“We are not protecting people proactively. We’re placing the burden on the community to go complain and fight – even go to court and all of the things we’ve had to do to try and protect human health,” testified Parisa Norouzi, Executive Director of Empower DC.
Norouzi requested emergency legislation to stop the bus depot. The ANC 5C commissioner testified as to the potential hazards in neighboring Woodbridge: a WMATA bus transfer, DPS bus transfer, concrete and paving companies, CSX railroads, and numerous auto and paint shops.
Cheh emphasized the need to carefully consider the cumulative effects of land use decisions on the environment in specific communities. She worried about the concentration of industrial facilities in Ward 5.
DDOE representatives stressed that permitting processes are designed to protect environmental standards.
After Ivy City residents won the injunction to prevent the opening of the bus depot, the USRC voluntarily applied to have an environmental impact statement conducted. The results are under review.
Lewis and her neighbors are waiting to see what happens next. Lewis has grown to love the neighborhood. Yet she goes on worrying about her daughter. She thinks about leaving Ivy City. Yet she feels bound by her agreement to stay for 15 years. Everything she has is tied up in her house, she says.
The city council is considering a new bill to make it easier for residents like her to sell homes purchased with the help of initiatives such as the Ivy City Special Demonstration Project.
“It would be good if something like that is passed, especially for areas such as this where it’s a health related reason why you would want to move,” Lewis said in an interview.
In her testimony before city officials, Lewis stressed the urgency of her neighborhood’s needs, as well as concerns about her daughter’s health.

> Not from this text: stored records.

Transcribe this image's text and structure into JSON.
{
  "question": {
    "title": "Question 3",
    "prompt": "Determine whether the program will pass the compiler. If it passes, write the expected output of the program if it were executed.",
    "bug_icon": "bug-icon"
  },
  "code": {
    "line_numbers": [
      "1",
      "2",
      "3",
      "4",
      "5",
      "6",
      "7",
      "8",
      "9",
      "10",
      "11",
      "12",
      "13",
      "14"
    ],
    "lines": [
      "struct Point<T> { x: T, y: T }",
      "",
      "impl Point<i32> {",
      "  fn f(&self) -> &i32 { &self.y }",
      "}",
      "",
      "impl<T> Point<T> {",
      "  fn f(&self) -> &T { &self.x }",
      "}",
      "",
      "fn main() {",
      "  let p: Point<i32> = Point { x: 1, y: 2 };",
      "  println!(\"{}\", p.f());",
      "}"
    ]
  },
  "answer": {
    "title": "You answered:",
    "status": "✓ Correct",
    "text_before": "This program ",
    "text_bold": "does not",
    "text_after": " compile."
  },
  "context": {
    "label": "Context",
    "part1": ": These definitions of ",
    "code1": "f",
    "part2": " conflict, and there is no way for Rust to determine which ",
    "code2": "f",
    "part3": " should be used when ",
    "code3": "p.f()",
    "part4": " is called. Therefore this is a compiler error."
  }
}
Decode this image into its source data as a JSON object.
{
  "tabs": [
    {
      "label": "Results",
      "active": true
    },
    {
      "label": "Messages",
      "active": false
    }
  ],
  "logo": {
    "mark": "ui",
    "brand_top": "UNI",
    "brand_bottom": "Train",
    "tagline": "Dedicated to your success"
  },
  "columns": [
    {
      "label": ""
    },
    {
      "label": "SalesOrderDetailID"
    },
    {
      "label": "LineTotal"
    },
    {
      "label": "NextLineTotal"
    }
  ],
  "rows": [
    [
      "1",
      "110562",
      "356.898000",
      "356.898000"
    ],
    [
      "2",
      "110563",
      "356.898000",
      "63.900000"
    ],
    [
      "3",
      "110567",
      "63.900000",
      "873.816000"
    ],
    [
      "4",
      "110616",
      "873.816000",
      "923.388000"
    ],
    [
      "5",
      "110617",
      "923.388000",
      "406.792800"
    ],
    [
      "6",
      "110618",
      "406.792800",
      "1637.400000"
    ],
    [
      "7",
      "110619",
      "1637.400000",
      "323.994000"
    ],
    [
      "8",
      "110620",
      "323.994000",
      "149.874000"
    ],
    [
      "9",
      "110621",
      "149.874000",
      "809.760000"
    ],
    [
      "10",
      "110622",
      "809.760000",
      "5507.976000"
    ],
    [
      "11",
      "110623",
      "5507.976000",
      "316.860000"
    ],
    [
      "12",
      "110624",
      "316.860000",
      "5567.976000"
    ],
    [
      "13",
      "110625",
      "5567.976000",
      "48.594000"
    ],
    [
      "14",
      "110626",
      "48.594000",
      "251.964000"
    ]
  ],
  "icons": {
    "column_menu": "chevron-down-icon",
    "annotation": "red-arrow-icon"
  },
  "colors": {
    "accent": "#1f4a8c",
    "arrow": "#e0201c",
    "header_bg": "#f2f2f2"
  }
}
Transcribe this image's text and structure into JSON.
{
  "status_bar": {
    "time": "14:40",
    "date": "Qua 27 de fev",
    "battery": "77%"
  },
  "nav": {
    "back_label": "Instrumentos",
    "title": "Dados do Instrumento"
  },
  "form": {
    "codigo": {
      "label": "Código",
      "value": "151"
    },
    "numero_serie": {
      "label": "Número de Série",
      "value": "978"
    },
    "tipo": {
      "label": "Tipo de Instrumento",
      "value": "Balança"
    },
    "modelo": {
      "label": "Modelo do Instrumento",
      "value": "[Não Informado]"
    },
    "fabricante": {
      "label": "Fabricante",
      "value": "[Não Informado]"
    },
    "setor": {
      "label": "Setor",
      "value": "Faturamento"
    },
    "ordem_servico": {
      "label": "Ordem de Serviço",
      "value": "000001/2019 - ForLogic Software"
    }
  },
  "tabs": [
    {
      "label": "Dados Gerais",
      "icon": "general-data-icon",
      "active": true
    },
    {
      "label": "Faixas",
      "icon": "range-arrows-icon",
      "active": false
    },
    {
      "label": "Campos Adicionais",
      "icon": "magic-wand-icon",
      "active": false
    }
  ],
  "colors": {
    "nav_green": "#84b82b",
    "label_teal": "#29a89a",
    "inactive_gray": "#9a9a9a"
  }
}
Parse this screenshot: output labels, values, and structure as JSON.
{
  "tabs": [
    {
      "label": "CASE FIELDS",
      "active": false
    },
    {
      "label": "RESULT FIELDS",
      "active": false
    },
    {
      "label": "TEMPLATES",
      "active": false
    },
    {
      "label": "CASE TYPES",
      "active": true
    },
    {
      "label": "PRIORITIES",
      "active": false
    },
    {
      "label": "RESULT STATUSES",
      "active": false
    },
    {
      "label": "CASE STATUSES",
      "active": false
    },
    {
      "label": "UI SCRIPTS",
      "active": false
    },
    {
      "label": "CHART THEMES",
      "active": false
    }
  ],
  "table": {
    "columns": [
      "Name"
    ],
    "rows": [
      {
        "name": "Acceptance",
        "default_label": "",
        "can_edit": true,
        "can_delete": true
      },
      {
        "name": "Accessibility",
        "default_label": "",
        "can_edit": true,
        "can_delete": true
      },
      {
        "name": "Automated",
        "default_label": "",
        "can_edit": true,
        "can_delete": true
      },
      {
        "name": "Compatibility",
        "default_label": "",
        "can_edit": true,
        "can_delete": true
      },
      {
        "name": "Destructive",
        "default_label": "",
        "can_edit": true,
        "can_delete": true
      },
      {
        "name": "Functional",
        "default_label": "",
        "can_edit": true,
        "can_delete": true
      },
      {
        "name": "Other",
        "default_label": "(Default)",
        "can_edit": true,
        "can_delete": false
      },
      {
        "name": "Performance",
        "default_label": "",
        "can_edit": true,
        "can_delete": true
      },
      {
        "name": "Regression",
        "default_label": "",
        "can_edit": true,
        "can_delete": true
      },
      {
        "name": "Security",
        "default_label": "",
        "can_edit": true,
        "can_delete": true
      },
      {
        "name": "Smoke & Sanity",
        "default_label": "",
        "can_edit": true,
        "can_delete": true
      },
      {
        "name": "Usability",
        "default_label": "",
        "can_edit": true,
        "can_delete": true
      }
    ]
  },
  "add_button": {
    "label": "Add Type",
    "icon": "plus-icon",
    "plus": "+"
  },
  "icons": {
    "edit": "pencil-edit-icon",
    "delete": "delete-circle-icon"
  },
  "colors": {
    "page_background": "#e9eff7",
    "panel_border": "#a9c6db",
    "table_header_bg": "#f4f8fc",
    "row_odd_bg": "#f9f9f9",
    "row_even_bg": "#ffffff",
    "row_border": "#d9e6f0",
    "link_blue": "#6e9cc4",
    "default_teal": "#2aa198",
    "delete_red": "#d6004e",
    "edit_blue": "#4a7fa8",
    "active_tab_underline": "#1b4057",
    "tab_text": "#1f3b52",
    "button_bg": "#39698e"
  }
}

“I know there are steps in place to improve the area. However, I’m asking that it is moved along quicker and to have the support of everyone on this panel today because my daughter is getting sicker by the day,” Lewis told officials.